# EXERCISE:
Only the lines holding "icon" are wanted here; copy each from the listing.

== Segment start ==

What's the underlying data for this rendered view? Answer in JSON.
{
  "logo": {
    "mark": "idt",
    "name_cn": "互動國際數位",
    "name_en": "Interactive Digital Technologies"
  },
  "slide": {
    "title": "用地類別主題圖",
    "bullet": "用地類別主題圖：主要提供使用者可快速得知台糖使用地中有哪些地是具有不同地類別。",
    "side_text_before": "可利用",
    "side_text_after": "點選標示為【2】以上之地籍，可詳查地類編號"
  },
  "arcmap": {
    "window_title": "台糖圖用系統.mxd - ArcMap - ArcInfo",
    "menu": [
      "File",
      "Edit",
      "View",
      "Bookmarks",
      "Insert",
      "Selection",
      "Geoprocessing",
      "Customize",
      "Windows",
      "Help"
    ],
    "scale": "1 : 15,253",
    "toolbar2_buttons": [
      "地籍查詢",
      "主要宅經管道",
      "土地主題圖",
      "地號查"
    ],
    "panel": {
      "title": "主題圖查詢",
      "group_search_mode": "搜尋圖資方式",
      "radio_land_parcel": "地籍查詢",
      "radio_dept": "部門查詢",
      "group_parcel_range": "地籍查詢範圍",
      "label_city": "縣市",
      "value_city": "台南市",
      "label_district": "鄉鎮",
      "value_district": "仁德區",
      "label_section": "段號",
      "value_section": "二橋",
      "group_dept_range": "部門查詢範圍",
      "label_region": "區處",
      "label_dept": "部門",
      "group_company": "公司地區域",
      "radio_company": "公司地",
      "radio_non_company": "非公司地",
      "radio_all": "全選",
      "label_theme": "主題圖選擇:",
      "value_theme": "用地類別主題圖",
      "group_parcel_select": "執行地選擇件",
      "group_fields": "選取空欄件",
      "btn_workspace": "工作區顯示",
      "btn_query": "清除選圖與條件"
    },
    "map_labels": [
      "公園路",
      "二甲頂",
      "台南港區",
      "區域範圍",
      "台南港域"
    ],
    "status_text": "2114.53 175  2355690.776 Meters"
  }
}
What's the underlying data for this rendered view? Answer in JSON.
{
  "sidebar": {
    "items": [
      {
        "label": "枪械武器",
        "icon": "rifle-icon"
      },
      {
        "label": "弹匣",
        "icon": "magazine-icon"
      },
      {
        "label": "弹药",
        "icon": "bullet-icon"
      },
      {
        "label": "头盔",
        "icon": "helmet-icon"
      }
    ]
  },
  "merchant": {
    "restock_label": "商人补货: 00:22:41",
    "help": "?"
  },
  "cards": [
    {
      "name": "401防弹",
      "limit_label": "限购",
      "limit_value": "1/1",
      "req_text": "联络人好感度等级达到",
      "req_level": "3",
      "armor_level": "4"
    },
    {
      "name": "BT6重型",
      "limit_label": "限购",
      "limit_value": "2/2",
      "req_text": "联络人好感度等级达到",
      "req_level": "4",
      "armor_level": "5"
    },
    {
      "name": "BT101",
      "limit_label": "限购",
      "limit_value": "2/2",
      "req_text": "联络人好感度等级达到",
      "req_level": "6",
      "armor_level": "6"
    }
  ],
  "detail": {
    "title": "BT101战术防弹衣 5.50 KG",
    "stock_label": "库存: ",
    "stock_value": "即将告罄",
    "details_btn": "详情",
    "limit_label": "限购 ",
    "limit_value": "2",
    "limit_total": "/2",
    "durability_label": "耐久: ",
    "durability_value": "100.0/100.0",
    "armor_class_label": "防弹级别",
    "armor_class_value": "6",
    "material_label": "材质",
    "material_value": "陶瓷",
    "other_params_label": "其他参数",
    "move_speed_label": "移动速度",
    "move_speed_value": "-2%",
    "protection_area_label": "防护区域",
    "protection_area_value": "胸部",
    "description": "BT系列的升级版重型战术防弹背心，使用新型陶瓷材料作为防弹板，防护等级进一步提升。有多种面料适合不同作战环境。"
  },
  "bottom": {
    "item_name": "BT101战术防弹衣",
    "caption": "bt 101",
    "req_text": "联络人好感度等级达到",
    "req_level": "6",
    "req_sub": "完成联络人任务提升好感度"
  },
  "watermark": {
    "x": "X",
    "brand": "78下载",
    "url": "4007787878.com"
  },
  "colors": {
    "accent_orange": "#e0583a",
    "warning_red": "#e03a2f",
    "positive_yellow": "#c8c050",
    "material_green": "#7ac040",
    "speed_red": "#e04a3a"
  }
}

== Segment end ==

# RESPONSE FOR THIS EXERCISE:
        "icon": "rifle-icon"
        "icon": "magazine-icon"
        "icon": "bullet-icon"
        "icon": "helmet-icon"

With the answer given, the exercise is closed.